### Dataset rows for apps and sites
___

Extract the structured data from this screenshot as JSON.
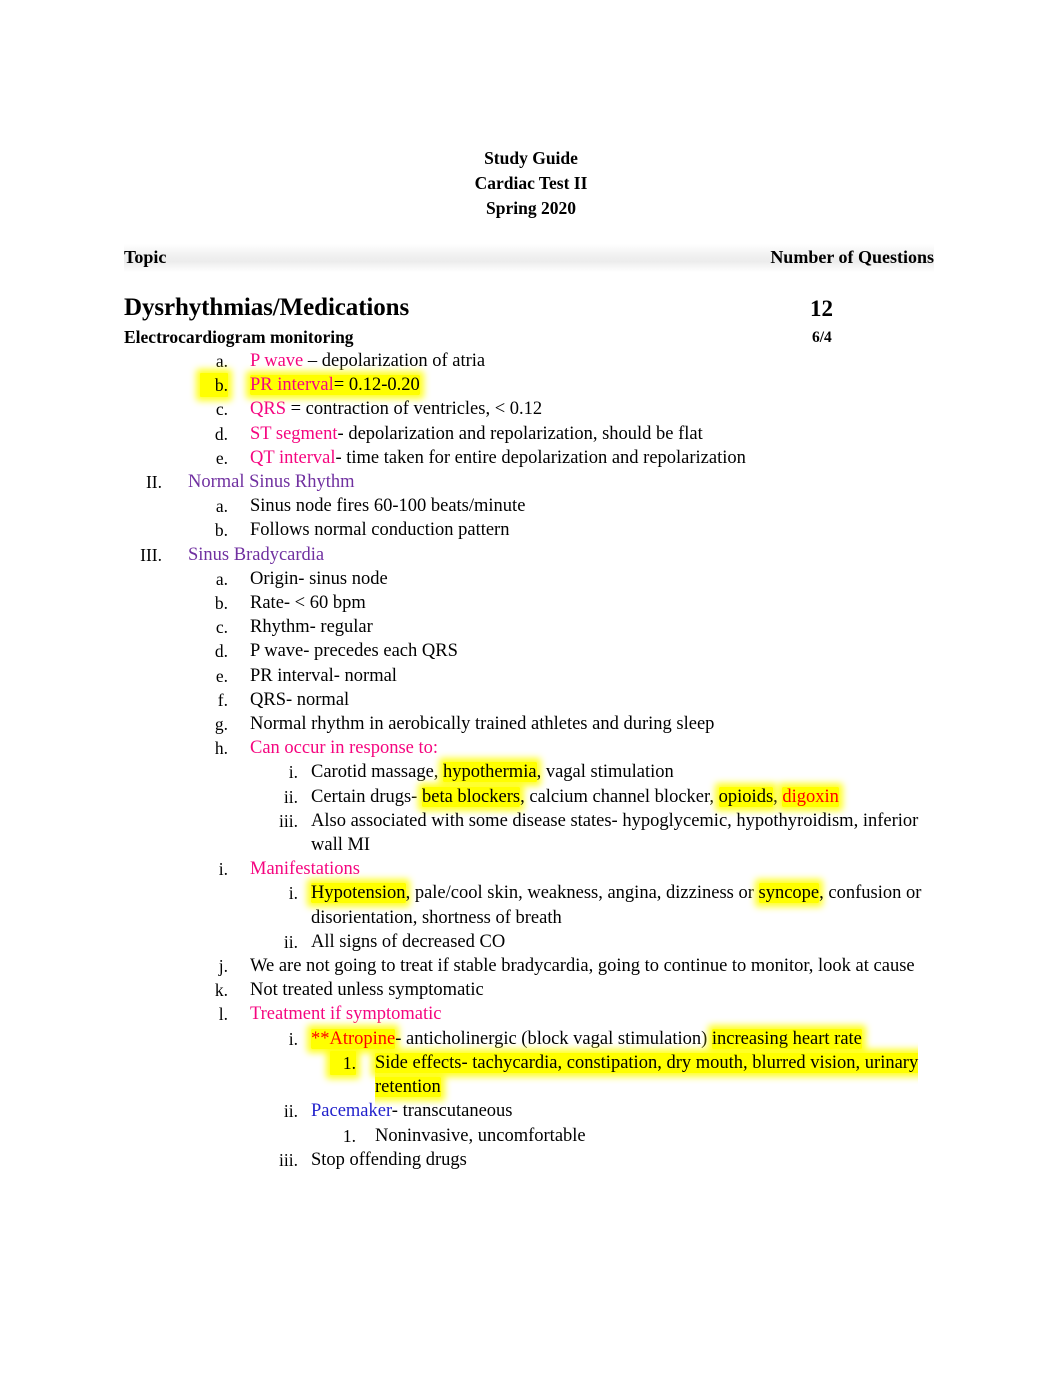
{
  "document": {
    "title_lines": [
      "Study Guide",
      "Cardiac Test II",
      "Spring 2020"
    ],
    "columns": {
      "topic_label": "Topic",
      "questions_label": "Number of Questions"
    },
    "section": {
      "heading": "Dysrhythmias/Medications",
      "heading_count": "12",
      "subheading": "Electrocardiogram monitoring",
      "subheading_count": "6/4"
    },
    "colors": {
      "magenta": "#f5057f",
      "purple": "#7030a0",
      "red": "#ff0000",
      "blue": "#2222cc",
      "highlight": "#ffff00"
    },
    "items": {
      "ecg_a_term": "P wave",
      "ecg_a_rest": " – depolarization of atria",
      "ecg_b_term": "PR interval",
      "ecg_b_rest": "= 0.12-0.20",
      "ecg_c_term": "QRS",
      "ecg_c_rest": " = contraction of ventricles, < 0.12",
      "ecg_d_term": "ST segment",
      "ecg_d_rest": "- depolarization and repolarization, should be flat",
      "ecg_e_term": "QT interval",
      "ecg_e_rest": "- time taken for entire depolarization and repolarization",
      "nsr_heading": "Normal Sinus Rhythm",
      "nsr_a": "Sinus node fires 60-100 beats/minute",
      "nsr_b": "Follows normal conduction pattern",
      "sb_heading": "Sinus Bradycardia",
      "sb_a": "Origin- sinus node",
      "sb_b": "Rate- < 60 bpm",
      "sb_c": "Rhythm- regular",
      "sb_d": "P wave- precedes each QRS",
      "sb_e": "PR interval- normal",
      "sb_f": "QRS- normal",
      "sb_g": "Normal rhythm in aerobically trained athletes and during sleep",
      "sb_h": "Can occur in response to:",
      "sb_h_i_pre": "Carotid massage, ",
      "sb_h_i_hl": "hypothermia",
      "sb_h_i_post": ", vagal stimulation",
      "sb_h_ii_pre": "Certain drugs- ",
      "sb_h_ii_hl1": "beta blockers",
      "sb_h_ii_mid": ", calcium channel blocker, ",
      "sb_h_ii_hl2": "opioids",
      "sb_h_ii_mid2": ", ",
      "sb_h_ii_hl3": "digoxin",
      "sb_h_iii": "Also associated with some disease states- hypoglycemic, hypothyroidism, inferior wall MI",
      "sb_i": "Manifestations",
      "sb_i_i_hl1": "Hypotension",
      "sb_i_i_mid": ", pale/cool skin, weakness, angina, dizziness or ",
      "sb_i_i_hl2": "syncope",
      "sb_i_i_post": ", confusion or disorientation, shortness of breath",
      "sb_i_ii": "All signs of decreased CO",
      "sb_j": "We are not going to treat if stable bradycardia, going to continue to monitor, look at cause",
      "sb_k": "Not treated unless symptomatic",
      "sb_l": "Treatment if symptomatic",
      "sb_l_i_term": "**Atropine",
      "sb_l_i_mid": "- anticholinergic (block vagal stimulation) ",
      "sb_l_i_hl": "increasing heart rate",
      "sb_l_i_1": "Side effects- tachycardia, constipation, dry mouth, blurred vision, urinary retention",
      "sb_l_ii_term": "Pacemaker",
      "sb_l_ii_rest": "- transcutaneous",
      "sb_l_ii_1": "Noninvasive, uncomfortable",
      "sb_l_iii": "Stop offending drugs"
    },
    "markers": {
      "m_a": "a.",
      "m_b": "b.",
      "m_c": "c.",
      "m_d": "d.",
      "m_e": "e.",
      "m_f": "f.",
      "m_g": "g.",
      "m_h": "h.",
      "m_i": "i.",
      "m_j": "j.",
      "m_k": "k.",
      "m_l": "l.",
      "m_II": "II.",
      "m_III": "III.",
      "m_ri": "i.",
      "m_rii": "ii.",
      "m_riii": "iii.",
      "m_n1": "1."
    }
  }
}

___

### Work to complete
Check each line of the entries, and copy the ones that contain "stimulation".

### Reply to the exercise
      "sb_h_i_post": ", vagal stimulation",
      "sb_l_i_mid": "- anticholinergic (block vagal stimulation) ",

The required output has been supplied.